> WHAT IS NEEDED
Your response should contain every line from the data below that holds the string "title".

> RECORDS SHOWN
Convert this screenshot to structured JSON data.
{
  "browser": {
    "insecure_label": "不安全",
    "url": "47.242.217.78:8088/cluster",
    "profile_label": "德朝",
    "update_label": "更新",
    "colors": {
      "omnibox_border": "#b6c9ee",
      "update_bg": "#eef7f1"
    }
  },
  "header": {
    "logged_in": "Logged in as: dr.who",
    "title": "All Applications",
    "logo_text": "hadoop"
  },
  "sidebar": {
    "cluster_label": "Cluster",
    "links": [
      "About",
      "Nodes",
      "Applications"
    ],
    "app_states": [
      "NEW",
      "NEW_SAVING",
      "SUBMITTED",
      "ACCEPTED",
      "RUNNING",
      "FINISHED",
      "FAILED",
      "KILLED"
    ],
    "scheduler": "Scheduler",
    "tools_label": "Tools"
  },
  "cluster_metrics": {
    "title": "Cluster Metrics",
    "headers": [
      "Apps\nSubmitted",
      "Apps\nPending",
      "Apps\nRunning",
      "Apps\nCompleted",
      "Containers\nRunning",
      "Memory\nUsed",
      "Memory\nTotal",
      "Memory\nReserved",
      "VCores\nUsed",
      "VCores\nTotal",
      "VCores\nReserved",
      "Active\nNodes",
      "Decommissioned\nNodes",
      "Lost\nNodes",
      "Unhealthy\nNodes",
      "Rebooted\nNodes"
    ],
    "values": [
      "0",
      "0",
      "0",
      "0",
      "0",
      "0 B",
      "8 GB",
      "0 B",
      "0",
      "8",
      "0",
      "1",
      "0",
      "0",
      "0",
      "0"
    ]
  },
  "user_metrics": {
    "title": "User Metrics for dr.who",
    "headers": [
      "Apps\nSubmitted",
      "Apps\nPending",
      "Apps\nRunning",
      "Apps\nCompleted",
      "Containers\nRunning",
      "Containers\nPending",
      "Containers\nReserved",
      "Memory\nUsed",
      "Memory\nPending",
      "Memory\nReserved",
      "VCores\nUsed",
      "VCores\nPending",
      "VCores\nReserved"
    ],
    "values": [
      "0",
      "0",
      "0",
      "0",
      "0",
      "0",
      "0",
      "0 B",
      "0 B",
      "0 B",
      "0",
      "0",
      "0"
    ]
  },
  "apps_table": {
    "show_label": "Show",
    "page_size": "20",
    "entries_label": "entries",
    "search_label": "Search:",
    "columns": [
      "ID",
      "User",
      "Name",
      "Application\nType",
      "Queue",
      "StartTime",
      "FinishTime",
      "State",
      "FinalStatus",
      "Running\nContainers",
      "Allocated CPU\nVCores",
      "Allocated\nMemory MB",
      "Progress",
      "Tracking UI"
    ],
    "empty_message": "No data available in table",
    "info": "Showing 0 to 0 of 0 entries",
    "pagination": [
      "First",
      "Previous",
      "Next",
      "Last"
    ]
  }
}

> ANSWER TO THE EXERCISE
    "title": "All Applications",
    "title": "Cluster Metrics",
    "title": "User Metrics for dr.who",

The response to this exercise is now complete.